--- Dataset content ---
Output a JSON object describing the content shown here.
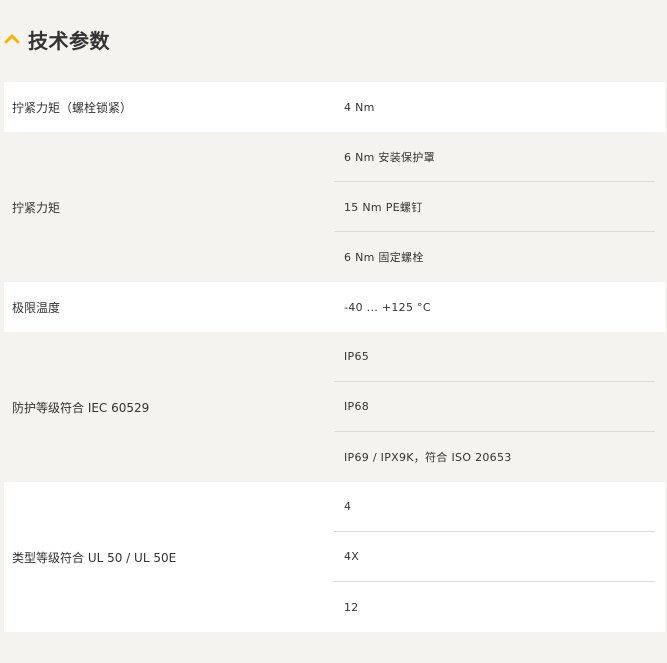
{
  "section": {
    "title": "技术参数",
    "accent_color": "#f5b400",
    "icon": "chevron-up-icon"
  },
  "specs": [
    {
      "label": "拧紧力矩（螺栓锁紧）",
      "values": [
        "4 Nm"
      ]
    },
    {
      "label": "拧紧力矩",
      "values": [
        "6 Nm 安装保护罩",
        "15 Nm PE螺钉",
        "6 Nm 固定螺栓"
      ]
    },
    {
      "label": "极限温度",
      "values": [
        "-40 ... +125 °C"
      ]
    },
    {
      "label": "防护等级符合 IEC 60529",
      "values": [
        "IP65",
        "IP68",
        "IP69 / IPX9K，符合 ISO 20653"
      ]
    },
    {
      "label": "类型等级符合 UL 50 / UL 50E",
      "values": [
        "4",
        "4X",
        "12"
      ]
    }
  ]
}
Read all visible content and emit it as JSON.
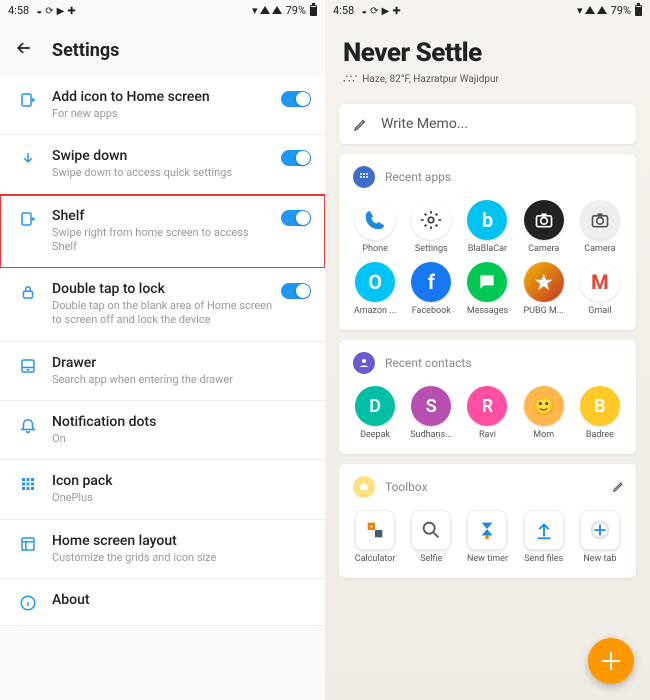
{
  "status": {
    "time": "4:58",
    "battery": "79%"
  },
  "settings": {
    "title": "Settings",
    "items": [
      {
        "icon": "add-home",
        "title": "Add icon to Home screen",
        "sub": "For new apps",
        "toggle": true
      },
      {
        "icon": "swipe-down",
        "title": "Swipe down",
        "sub": "Swipe down to access quick settings",
        "toggle": true
      },
      {
        "icon": "shelf",
        "title": "Shelf",
        "sub": "Swipe right from home screen to access Shelf",
        "toggle": true,
        "highlight": true
      },
      {
        "icon": "lock",
        "title": "Double tap to lock",
        "sub": "Double tap on the blank area of Home screen to screen off and lock the device",
        "toggle": true
      },
      {
        "icon": "drawer",
        "title": "Drawer",
        "sub": "Search app when entering the drawer"
      },
      {
        "icon": "bell",
        "title": "Notification dots",
        "sub": "On"
      },
      {
        "icon": "grid",
        "title": "Icon pack",
        "sub": "OnePlus"
      },
      {
        "icon": "layout",
        "title": "Home screen layout",
        "sub": "Customize the grids and icon size"
      },
      {
        "icon": "info",
        "title": "About",
        "sub": ""
      }
    ]
  },
  "shelf": {
    "title": "Never Settle",
    "weather": "Haze, 82°F, Hazratpur Wajidpur",
    "memo": "Write Memo...",
    "recent_apps_label": "Recent apps",
    "recent_apps": [
      {
        "label": "Phone",
        "bg": "#fff",
        "fg": "#1e88e5",
        "glyph": "phone"
      },
      {
        "label": "Settings",
        "bg": "#fff",
        "fg": "#444",
        "glyph": "gear"
      },
      {
        "label": "BlaBlaCar",
        "bg": "#00c2f0",
        "fg": "#fff",
        "glyph": "b"
      },
      {
        "label": "Camera",
        "bg": "#222",
        "fg": "#fff",
        "glyph": "cam"
      },
      {
        "label": "Camera",
        "bg": "#eee",
        "fg": "#555",
        "glyph": "cam"
      },
      {
        "label": "Amazon ...",
        "bg": "#00c4f5",
        "fg": "#fff",
        "glyph": "O"
      },
      {
        "label": "Facebook",
        "bg": "#1877f2",
        "fg": "#fff",
        "glyph": "f"
      },
      {
        "label": "Messages",
        "bg": "#00c853",
        "fg": "#fff",
        "glyph": "msg"
      },
      {
        "label": "PUBG M...",
        "bg": "linear-gradient(135deg,#f4b400,#c0392b)",
        "fg": "#fff",
        "glyph": "★"
      },
      {
        "label": "Gmail",
        "bg": "#fff",
        "fg": "#ea4335",
        "glyph": "M"
      }
    ],
    "recent_contacts_label": "Recent contacts",
    "recent_contacts": [
      {
        "label": "Deepak",
        "bg": "#00bfa5",
        "initial": "D"
      },
      {
        "label": "Sudhans...",
        "bg": "#b84fb3",
        "initial": "S"
      },
      {
        "label": "Ravi",
        "bg": "#ff4fa3",
        "initial": "R"
      },
      {
        "label": "Mom",
        "bg": "#ffb74d",
        "initial": ""
      },
      {
        "label": "Badree",
        "bg": "#ffca28",
        "initial": "B"
      }
    ],
    "toolbox_label": "Toolbox",
    "toolbox": [
      {
        "label": "Calculator"
      },
      {
        "label": "Selfie"
      },
      {
        "label": "New timer"
      },
      {
        "label": "Send files"
      },
      {
        "label": "New tab"
      }
    ]
  }
}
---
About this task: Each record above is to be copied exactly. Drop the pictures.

Response:
Output a JSON object describing the content shown here.
{
  "section": {
    "title": "技术参数",
    "accent_color": "#f5b400",
    "icon": "chevron-up-icon"
  },
  "specs": [
    {
      "label": "拧紧力矩（螺栓锁紧）",
      "values": [
        "4 Nm"
      ]
    },
    {
      "label": "拧紧力矩",
      "values": [
        "6 Nm 安装保护罩",
        "15 Nm PE螺钉",
        "6 Nm 固定螺栓"
      ]
    },
    {
      "label": "极限温度",
      "values": [
        "-40 ... +125 °C"
      ]
    },
    {
      "label": "防护等级符合 IEC 60529",
      "values": [
        "IP65",
        "IP68",
        "IP69 / IPX9K，符合 ISO 20653"
      ]
    },
    {
      "label": "类型等级符合 UL 50 / UL 50E",
      "values": [
        "4",
        "4X",
        "12"
      ]
    }
  ]
}
Read all visible content and emit it as JSON.
{
  "status": {
    "time": "4:58",
    "battery": "79%"
  },
  "settings": {
    "title": "Settings",
    "items": [
      {
        "icon": "add-home",
        "title": "Add icon to Home screen",
        "sub": "For new apps",
        "toggle": true
      },
      {
        "icon": "swipe-down",
        "title": "Swipe down",
        "sub": "Swipe down to access quick settings",
        "toggle": true
      },
      {
        "icon": "shelf",
        "title": "Shelf",
        "sub": "Swipe right from home screen to access Shelf",
        "toggle": true,
        "highlight": true
      },
      {
        "icon": "lock",
        "title": "Double tap to lock",
        "sub": "Double tap on the blank area of Home screen to screen off and lock the device",
        "toggle": true
      },
      {
        "icon": "drawer",
        "title": "Drawer",
        "sub": "Search app when entering the drawer"
      },
      {
        "icon": "bell",
        "title": "Notification dots",
        "sub": "On"
      },
      {
        "icon": "grid",
        "title": "Icon pack",
        "sub": "OnePlus"
      },
      {
        "icon": "layout",
        "title": "Home screen layout",
        "sub": "Customize the grids and icon size"
      },
      {
        "icon": "info",
        "title": "About",
        "sub": ""
      }
    ]
  },
  "shelf": {
    "title": "Never Settle",
    "weather": "Haze, 82°F, Hazratpur Wajidpur",
    "memo": "Write Memo...",
    "recent_apps_label": "Recent apps",
    "recent_apps": [
      {
        "label": "Phone",
        "bg": "#fff",
        "fg": "#1e88e5",
        "glyph": "phone"
      },
      {
        "label": "Settings",
        "bg": "#fff",
        "fg": "#444",
        "glyph": "gear"
      },
      {
        "label": "BlaBlaCar",
        "bg": "#00c2f0",
        "fg": "#fff",
        "glyph": "b"
      },
      {
        "label": "Camera",
        "bg": "#222",
        "fg": "#fff",
        "glyph": "cam"
      },
      {
        "label": "Camera",
        "bg": "#eee",
        "fg": "#555",
        "glyph": "cam"
      },
      {
        "label": "Amazon ...",
        "bg": "#00c4f5",
        "fg": "#fff",
        "glyph": "O"
      },
      {
        "label": "Facebook",
        "bg": "#1877f2",
        "fg": "#fff",
        "glyph": "f"
      },
      {
        "label": "Messages",
        "bg": "#00c853",
        "fg": "#fff",
        "glyph": "msg"
      },
      {
        "label": "PUBG M...",
        "bg": "linear-gradient(135deg,#f4b400,#c0392b)",
        "fg": "#fff",
        "glyph": "★"
      },
      {
        "label": "Gmail",
        "bg": "#fff",
        "fg": "#ea4335",
        "glyph": "M"
      }
    ],
    "recent_contacts_label": "Recent contacts",
    "recent_contacts": [
      {
        "label": "Deepak",
        "bg": "#00bfa5",
        "initial": "D"
      },
      {
        "label": "Sudhans...",
        "bg": "#b84fb3",
        "initial": "S"
      },
      {
        "label": "Ravi",
        "bg": "#ff4fa3",
        "initial": "R"
      },
      {
        "label": "Mom",
        "bg": "#ffb74d",
        "initial": ""
      },
      {
        "label": "Badree",
        "bg": "#ffca28",
        "initial": "B"
      }
    ],
    "toolbox_label": "Toolbox",
    "toolbox": [
      {
        "label": "Calculator"
      },
      {
        "label": "Selfie"
      },
      {
        "label": "New timer"
      },
      {
        "label": "Send files"
      },
      {
        "label": "New tab"
      }
    ]
  }
}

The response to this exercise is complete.